      • Ain’t that the truth. If you have enough money, you can pretty much buy your freedom. Or make the punishment not that bad.

        • with so many prisons being privatized, chances are that any rich people who go to jail will have bumped into the owners of the prisons at cocktail parties or at the country club. expect some luxury suites for certain prisoners and diamond-encrusted shivs.

  8. okjimm

    but but but… Rupert delivers only the truth? right?

  9. Its against my liberal frame of mind to watch Fox (Fraud-Faux-Propaganda) News. I read an article about it yesterday, that Fox mentioned it once, and more or less glossed over it.

    • from the la times:

      Meanwhile, the home page of the News Corp.-owned Wall Street Journal featured one lead story about the ex-Cameron aide, former News of the World editor Andy Coulson, and two less-prominent links, and the Journal put one story about the News of the World on the front page of its print edition.
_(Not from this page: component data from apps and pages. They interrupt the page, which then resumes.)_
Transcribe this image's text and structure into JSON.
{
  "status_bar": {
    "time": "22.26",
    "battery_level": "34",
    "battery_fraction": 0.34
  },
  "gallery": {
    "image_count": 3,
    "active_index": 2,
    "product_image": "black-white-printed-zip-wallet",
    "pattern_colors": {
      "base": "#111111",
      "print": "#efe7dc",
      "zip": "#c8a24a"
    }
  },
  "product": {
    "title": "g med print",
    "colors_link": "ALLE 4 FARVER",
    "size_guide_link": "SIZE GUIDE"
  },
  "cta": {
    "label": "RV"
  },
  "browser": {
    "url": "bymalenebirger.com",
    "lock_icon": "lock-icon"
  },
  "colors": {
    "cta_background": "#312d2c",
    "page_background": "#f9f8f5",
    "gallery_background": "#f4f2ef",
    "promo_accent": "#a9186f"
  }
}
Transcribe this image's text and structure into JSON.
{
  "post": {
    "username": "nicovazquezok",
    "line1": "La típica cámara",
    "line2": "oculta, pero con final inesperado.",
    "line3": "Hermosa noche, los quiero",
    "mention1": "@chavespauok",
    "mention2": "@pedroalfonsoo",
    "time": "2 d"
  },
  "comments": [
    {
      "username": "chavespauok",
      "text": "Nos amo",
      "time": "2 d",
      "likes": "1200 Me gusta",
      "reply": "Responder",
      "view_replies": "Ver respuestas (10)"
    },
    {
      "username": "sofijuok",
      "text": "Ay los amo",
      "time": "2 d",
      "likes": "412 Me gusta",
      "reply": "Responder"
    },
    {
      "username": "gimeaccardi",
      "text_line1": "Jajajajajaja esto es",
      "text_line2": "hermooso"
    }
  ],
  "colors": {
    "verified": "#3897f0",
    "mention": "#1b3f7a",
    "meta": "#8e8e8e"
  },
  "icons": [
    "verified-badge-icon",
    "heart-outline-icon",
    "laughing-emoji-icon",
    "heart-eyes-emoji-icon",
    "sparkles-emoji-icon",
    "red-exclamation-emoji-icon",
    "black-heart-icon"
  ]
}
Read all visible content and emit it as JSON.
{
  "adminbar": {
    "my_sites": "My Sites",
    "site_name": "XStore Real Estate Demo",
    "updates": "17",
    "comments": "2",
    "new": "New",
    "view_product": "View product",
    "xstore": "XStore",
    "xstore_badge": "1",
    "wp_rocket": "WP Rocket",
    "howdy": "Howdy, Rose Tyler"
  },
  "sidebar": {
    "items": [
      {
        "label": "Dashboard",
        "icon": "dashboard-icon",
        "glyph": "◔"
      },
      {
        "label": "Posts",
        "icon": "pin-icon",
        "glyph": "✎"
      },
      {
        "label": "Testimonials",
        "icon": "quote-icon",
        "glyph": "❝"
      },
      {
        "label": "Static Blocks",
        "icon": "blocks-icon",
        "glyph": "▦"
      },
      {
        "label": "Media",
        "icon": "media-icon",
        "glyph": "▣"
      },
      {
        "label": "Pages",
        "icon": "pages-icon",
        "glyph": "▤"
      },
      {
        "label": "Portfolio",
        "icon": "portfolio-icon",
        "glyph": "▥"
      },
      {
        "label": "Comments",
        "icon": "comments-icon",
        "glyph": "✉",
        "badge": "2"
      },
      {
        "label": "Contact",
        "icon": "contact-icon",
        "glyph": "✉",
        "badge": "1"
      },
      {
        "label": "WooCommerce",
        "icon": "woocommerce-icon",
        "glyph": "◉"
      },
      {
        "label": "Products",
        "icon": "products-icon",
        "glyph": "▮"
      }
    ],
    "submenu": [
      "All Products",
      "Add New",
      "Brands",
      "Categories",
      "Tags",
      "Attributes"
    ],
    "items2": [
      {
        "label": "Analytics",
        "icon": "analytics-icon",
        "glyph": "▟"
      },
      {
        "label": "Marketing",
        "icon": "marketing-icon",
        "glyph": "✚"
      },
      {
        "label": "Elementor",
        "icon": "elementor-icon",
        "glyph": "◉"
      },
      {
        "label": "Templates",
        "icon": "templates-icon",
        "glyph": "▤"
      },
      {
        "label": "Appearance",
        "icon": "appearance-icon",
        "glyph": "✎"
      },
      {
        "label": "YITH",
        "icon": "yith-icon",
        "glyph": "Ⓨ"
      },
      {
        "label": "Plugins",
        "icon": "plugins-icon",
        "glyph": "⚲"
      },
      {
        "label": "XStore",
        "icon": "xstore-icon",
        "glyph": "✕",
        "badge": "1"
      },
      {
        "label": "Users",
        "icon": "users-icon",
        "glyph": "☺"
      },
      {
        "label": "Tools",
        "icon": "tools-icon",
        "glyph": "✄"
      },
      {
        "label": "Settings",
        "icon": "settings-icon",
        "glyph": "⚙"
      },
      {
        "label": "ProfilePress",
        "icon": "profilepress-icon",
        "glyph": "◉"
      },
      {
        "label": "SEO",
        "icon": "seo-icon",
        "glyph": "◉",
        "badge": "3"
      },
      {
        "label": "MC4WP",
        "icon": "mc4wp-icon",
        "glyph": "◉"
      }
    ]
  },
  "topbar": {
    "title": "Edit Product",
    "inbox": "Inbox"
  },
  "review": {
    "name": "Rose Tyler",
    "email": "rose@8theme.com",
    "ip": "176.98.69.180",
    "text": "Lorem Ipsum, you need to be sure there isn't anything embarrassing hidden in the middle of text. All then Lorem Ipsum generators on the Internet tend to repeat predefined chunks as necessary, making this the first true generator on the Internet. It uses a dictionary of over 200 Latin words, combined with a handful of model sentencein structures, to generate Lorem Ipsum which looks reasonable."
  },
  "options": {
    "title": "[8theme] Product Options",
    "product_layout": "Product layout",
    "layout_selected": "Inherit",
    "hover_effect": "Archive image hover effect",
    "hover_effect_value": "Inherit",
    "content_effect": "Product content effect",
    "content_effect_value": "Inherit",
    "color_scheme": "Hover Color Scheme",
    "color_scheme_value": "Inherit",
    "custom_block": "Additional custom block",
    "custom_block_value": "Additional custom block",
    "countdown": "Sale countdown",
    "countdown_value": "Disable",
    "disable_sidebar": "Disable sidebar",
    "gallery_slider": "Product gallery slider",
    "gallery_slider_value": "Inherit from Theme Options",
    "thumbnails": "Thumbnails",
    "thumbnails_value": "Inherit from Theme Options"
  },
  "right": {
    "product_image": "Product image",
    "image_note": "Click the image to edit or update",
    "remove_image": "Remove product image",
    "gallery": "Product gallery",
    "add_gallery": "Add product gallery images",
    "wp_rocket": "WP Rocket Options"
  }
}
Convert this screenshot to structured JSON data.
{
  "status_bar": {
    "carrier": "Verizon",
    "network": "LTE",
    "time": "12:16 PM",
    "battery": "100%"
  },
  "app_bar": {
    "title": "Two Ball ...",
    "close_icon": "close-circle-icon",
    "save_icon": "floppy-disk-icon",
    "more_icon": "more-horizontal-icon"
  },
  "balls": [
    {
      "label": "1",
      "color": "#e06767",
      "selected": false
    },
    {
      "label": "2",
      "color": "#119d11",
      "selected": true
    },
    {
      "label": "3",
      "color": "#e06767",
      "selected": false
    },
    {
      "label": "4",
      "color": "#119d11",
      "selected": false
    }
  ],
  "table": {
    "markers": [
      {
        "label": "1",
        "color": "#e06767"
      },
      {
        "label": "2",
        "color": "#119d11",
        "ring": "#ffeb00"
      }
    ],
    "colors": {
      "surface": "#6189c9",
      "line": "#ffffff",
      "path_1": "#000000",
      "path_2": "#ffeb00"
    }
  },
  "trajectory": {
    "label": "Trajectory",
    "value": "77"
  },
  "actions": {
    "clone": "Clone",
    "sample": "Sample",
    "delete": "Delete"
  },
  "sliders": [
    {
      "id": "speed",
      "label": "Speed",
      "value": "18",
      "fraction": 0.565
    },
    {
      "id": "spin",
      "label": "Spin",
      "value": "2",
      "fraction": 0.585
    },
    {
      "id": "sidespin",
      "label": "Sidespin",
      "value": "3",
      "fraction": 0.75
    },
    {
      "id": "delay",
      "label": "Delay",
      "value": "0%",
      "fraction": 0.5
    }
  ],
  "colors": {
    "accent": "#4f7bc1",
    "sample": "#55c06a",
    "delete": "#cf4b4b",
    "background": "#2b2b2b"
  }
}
At the Murdoch-owned New York Post, there was no prominent coverage of the scandal on its home page Friday morning, nor on the front page of the newspaper; instead, print coverage was tucked away inside the paper’s business section.


      Fox News stayed mainly silent on the News of the World scandal during prime time Thursday, largely filling its roster of shows with discussions about topics such as the Casey Anthony sentencing and the federal budget. A Fox News spokeswoman did not elaborate on the network’s approach but pointed to coverage as a business story on several news programs.

    • “I mentioned the war once, but I think I got away with it” Basil Fawlty